Partisanship undermines the fight against antisemitism

But even in a country as remarkable as Canada, racism continues to exist and the Jewish community is a prime target.

Canadian PM Justin Trudeau visits Auschwitz (photo credit: AUSCHWITZ MEMORIAL TWITTER)
Canadian PM Justin Trudeau visits Auschwitz
A recent Jerusalem Post op-ed, titled “Excusing Jew hatred in Canada,” ironically shifts the blame for antisemitism away from those who perpetrate it.
The author reviews various antisemitic incidents in Canada and suggests that the government of Canada has allowed the country to become “a more dangerous place for Jews.” He even declares: “The Trudeau government’s acquiescence to anti-Jewish incitement has ranged from passive tolerance to outright support.”
The author should know better than to play politics with our community’s safety.
Set aside the fact that the author references incidents that have absolutely nothing to do with the Trudeau government. For example, he slams The Toronto Star’s recent downplaying of antisemitism in a local mosque. I too object to the Star’s portrayal of this shameful incident. But the government of Canada is not to blame for a private newspaper’s editorial decisions.

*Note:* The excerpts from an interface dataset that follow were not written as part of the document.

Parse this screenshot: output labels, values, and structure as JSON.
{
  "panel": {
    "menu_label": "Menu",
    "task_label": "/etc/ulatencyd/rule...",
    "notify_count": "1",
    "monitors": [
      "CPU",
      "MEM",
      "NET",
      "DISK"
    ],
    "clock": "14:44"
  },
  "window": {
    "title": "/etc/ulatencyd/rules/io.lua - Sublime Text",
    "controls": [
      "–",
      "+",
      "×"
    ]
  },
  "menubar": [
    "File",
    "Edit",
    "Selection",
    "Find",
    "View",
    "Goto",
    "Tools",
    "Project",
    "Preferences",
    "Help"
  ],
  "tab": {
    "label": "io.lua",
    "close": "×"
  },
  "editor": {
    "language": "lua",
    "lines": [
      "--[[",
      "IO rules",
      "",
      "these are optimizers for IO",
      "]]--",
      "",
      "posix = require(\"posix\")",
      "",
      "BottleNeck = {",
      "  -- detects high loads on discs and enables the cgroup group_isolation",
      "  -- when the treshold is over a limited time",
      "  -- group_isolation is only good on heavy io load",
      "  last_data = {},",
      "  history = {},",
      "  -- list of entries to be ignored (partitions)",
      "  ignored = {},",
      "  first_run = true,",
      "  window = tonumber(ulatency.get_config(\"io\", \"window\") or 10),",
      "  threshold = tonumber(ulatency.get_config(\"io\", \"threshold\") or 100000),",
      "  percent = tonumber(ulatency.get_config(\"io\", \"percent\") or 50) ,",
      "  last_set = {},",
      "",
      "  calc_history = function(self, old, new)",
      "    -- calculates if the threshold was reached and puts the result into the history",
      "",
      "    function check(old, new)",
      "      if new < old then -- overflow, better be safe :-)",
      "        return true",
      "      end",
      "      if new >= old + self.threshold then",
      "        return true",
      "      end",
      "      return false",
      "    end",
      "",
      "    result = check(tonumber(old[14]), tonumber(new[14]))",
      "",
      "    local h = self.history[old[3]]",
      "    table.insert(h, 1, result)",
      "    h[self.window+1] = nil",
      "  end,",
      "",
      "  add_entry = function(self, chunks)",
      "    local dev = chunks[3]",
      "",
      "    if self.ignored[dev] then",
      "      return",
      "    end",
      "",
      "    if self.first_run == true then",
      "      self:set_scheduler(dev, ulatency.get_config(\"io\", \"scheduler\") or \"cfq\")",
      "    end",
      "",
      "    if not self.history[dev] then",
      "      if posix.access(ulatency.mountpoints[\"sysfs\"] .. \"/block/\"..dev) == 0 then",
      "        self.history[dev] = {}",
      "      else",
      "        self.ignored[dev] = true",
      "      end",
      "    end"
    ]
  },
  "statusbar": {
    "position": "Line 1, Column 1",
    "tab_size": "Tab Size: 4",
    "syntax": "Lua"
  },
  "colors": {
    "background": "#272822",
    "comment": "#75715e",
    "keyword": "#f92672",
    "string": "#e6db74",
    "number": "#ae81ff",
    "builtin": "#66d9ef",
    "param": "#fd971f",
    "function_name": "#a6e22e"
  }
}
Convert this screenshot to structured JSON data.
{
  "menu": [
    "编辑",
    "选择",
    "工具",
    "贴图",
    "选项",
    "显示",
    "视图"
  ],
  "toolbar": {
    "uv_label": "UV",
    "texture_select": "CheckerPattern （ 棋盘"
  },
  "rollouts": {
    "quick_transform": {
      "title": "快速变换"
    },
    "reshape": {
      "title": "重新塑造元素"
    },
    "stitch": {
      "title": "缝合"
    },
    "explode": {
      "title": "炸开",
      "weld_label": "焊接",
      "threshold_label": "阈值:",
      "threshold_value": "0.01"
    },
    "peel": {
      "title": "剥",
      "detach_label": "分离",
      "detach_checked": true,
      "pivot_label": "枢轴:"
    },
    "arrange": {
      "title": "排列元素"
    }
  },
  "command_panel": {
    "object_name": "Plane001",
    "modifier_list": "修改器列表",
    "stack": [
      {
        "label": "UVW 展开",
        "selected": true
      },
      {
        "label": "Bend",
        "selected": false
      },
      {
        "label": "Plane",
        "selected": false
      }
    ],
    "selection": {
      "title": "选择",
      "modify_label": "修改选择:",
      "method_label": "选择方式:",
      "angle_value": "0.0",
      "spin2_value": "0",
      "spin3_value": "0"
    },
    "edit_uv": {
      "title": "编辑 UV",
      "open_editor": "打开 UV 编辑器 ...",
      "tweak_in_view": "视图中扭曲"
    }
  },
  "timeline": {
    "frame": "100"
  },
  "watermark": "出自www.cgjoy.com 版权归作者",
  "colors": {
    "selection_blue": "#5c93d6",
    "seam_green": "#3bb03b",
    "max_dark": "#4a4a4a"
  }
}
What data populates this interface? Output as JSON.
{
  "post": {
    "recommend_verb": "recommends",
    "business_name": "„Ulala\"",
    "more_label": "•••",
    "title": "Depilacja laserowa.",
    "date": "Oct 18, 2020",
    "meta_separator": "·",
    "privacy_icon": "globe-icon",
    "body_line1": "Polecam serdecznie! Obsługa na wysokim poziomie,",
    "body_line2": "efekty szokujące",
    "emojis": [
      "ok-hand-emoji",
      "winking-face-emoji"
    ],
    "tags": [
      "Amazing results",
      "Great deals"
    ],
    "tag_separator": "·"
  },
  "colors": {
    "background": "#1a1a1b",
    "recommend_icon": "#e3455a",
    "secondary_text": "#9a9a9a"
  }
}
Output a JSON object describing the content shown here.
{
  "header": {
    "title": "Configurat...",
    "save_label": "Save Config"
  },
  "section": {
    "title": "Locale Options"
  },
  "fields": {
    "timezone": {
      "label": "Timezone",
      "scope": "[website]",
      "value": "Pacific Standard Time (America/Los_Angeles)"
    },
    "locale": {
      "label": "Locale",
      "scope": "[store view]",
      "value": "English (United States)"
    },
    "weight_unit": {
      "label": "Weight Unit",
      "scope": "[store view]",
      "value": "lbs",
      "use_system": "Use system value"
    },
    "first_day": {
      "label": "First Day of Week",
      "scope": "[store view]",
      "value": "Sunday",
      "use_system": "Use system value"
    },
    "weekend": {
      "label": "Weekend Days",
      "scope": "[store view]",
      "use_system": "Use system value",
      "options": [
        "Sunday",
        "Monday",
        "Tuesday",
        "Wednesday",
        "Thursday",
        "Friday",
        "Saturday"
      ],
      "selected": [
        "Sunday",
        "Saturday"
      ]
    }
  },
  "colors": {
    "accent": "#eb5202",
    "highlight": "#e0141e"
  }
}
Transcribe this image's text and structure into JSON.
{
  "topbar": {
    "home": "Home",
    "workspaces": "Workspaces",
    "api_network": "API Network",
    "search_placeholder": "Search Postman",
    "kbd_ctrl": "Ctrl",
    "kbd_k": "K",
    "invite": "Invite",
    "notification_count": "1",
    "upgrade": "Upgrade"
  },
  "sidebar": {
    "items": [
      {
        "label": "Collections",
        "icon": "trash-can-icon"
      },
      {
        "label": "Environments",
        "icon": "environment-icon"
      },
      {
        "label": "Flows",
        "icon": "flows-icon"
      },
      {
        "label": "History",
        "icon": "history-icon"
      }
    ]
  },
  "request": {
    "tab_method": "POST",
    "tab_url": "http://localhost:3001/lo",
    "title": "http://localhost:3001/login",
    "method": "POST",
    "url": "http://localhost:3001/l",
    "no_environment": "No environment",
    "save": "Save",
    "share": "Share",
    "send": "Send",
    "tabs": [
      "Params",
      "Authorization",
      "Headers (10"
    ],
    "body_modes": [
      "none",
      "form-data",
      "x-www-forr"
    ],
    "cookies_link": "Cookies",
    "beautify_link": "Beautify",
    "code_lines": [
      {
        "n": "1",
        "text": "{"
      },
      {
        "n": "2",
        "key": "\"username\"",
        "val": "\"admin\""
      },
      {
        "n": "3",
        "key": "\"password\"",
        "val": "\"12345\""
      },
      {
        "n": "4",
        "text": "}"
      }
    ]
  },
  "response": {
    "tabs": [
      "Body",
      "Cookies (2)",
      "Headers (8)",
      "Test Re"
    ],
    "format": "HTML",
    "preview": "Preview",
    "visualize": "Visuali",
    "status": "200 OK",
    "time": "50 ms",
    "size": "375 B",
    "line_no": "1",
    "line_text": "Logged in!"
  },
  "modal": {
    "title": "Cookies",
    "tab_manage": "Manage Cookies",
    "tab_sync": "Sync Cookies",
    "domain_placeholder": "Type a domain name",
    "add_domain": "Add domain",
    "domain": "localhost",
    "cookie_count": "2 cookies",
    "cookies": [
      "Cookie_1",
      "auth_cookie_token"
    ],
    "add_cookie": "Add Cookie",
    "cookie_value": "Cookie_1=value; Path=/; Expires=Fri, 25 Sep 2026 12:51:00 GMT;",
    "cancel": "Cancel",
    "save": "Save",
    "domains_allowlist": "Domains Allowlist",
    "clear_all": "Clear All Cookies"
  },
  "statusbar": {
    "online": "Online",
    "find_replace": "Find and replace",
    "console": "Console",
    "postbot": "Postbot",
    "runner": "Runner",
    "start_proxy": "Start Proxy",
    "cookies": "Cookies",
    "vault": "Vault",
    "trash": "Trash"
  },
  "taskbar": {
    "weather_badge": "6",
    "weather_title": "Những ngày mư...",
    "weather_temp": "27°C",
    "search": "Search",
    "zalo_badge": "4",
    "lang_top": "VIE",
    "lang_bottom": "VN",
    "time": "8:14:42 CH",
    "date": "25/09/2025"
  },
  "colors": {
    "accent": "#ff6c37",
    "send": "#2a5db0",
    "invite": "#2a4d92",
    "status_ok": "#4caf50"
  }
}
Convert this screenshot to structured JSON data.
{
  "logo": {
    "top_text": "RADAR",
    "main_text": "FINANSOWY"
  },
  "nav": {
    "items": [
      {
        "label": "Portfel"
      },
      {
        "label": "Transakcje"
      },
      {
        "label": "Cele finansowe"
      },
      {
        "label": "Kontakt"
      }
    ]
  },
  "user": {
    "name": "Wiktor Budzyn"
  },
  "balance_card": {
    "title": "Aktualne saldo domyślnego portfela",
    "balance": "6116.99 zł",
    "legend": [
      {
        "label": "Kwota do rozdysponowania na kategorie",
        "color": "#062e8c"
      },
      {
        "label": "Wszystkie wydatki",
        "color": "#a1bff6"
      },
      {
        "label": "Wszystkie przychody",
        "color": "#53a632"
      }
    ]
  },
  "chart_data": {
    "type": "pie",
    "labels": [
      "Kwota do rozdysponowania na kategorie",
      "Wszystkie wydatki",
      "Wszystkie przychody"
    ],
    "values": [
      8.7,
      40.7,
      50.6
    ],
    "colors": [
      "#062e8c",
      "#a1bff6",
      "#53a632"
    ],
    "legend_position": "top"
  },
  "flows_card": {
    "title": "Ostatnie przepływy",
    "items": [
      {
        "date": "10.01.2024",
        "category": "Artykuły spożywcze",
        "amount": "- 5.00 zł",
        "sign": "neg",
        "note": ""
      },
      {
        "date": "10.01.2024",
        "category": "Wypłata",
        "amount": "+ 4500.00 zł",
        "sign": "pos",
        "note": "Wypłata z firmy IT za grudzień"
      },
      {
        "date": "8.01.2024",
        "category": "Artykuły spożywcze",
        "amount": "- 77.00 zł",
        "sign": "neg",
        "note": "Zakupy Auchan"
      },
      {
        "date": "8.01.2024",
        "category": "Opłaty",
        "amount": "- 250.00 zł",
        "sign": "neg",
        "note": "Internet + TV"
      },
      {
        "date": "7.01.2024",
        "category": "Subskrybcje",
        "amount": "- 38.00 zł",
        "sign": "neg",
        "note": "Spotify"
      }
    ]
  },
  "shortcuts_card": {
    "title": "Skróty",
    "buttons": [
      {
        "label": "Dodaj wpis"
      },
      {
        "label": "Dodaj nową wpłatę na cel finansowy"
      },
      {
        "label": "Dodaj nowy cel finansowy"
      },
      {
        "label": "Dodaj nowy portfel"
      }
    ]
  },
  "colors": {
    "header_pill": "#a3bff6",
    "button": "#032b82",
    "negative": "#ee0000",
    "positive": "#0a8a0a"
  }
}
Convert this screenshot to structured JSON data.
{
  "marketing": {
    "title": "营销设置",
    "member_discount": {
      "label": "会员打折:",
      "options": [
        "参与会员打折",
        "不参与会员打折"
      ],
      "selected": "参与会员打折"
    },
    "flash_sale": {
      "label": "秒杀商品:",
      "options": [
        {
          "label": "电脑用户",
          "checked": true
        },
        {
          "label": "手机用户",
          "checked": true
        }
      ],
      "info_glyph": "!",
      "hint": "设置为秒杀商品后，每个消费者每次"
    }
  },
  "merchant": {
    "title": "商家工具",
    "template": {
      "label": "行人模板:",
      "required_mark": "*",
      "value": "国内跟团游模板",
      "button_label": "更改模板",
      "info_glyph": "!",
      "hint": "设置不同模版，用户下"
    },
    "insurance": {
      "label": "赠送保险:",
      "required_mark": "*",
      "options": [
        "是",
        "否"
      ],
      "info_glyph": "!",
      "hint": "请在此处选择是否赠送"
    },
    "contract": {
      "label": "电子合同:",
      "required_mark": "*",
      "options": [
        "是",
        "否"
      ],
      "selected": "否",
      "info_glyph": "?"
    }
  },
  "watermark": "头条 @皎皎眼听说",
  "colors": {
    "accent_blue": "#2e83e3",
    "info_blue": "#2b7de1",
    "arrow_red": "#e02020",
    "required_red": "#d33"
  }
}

Set aside the fact that the author criticizes the government for incidents that occurred prior to the Trudeau government’s election. He mentions antisemitic sermons at Montreal’s Al-Andalous Islamic Center that spurred complaints to police from the organized Jewish community. The first of these sermons was given in 2014, during the previous government’s tenure. The author ought to know that blaming Prime Minister Justin Trudeau for antisemitic acts by individuals unconnected to his government is as ludicrous as faulting the previous government, led by prime minister Stephen Harper, for any similar incidents between 2006 and 2015.
The real problem with the author’s piece is that, by shifting the focus away from those who should be blamed – Jew-haters themselves – the column does an immense disservice to the cause of fighting antisemitism and racism in all of its ugly forms. Unfortunately, the author does not advance any ideas on how to improve our fight against antisemitism. Instead, the author’s agenda is clear: it seems he is interested in using examples of hate speech against our community to make a partisan statement against the Trudeau government. A quick Google search reveals that this is the latest in a series of similar articles by the author, with pieces appearing on Fox News, The Federalist and elsewhere.
As someone who has been active in Canadian politics, I believe that we need more open debate and legitimate criticism of government policy. Open debate about how best to tackle intolerance and how best to combat acts of racism is essential in order for progress to be made. But the battle against antisemitism is undermined when viewed solely through partisan-colored glasses. And those who hijack the fight against antisemitism for their own partisan gain should be called out for their disservice to the cause.
Canada is home to the third largest Jewish community in the Diaspora. We are diverse, dynamic and warmly welcomed by our fellow Canadians. But even in a country as remarkable as Canada, racism continues to exist and the Jewish community is a prime target. We must be assertive, pro-active and strategic in holding Jew haters accountable before the law and the court of public opinion. And we must encourage every government to do better – to bolster the tools available to law enforcement to hold perpetrators of hateful acts to account – and to create new tools for teachers and community organizations to prevent intolerance before it turns into hate. Our community continues to advocate for these measures and it is there that we must focus our efforts. For Canadian Jewry, the fight against antisemitism is nothing short of existential – and there is no room for partisan games.
Every government should be engaged and criticized (even harshly, when necessary) to ensure it protects its most vulnerable citizens. Our community can be proud that the current Canadian government, like its predecessor, has both spoken out against antisemitism and taken practical steps to make our community safer.
The government of Canada has doubled funding for security infrastructure upgrades at synagogues, Jewish community centers, day schools and other at-risk facilities. Parliament just passed a bill, sponsored by a Liberal MP, which strengthens Canada’s hate crime laws to better protect Jewish and other minority institutions from hateful vandalism.
The Trudeau government, like its predecessor, recognizes that anti-Zionism is the new antisemitism. The Trudeau Liberals have repeatedly condemned boycott-di- vestment-sanctions (BDS) initiatives and other toxic events on university campuses that target Israel and Zionists for sanction. They have maintained Canada’s record of opposing anti-Israel votes at the UN and they have intervened to halt discriminatory labeling of Israeli goods.
Fair-minded observers would note that the Trudeau government has taken these actions with the support of the Official Opposition. Both of Canada’s largest federal political parties deserve credit for their work, past and present, in fighting antisemitism – which has become a consensus issue on Parliament Hill.
There is much more work to be done. But just as there is no excuse for antisemitism, there is no excuse for gratuitous partisan- ship in the fight against Jew hatred.
The author is principal counsel at Kochman Law, a civil litigation law firm in Toronto. He is a board member of Hillel Ontario and a member of the Young Leaders and Government Outreach committees for the Center for Israel and Jewish Affairs (CIJA).